[Start of section]
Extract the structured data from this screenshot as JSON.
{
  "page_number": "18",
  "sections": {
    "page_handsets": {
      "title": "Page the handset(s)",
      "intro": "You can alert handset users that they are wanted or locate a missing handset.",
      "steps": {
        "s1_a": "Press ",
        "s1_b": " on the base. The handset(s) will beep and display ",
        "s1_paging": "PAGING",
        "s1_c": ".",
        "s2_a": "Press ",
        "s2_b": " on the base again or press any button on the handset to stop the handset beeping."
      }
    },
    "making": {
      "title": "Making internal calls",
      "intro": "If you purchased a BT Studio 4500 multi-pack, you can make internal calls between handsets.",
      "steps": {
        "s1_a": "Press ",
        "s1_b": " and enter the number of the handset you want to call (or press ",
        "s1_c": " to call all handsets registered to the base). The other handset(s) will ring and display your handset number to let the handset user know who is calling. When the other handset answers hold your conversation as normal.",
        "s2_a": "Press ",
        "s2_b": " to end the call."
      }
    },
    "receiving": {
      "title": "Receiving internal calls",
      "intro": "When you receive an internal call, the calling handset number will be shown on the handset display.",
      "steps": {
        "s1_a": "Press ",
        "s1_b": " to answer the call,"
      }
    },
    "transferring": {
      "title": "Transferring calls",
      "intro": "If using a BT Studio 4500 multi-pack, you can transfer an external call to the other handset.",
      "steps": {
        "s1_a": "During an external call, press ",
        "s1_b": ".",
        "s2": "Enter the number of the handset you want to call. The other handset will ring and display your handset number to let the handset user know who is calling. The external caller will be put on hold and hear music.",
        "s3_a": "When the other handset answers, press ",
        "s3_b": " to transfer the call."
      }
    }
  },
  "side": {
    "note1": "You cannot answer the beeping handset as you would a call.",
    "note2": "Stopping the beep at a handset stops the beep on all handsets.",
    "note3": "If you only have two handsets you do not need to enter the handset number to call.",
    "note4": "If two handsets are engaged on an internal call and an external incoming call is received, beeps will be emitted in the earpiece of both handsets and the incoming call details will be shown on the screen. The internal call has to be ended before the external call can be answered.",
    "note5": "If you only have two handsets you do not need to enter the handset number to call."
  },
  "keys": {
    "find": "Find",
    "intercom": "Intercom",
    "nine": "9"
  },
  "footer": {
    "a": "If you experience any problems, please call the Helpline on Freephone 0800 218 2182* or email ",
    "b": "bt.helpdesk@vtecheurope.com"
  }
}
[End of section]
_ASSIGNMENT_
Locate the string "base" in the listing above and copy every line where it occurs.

_OUTPUT OF THE TASK_
        "s1_b": " on the base. The handset(s) will beep and display ",
        "s2_b": " on the base again or press any button on the handset to stop the handset beeping."
        "s1_c": " to call all handsets registered to the base). The other handset(s) will ring and display your handset number to let the handset user know who is calling. When the other handset answers hold your conversation as normal.",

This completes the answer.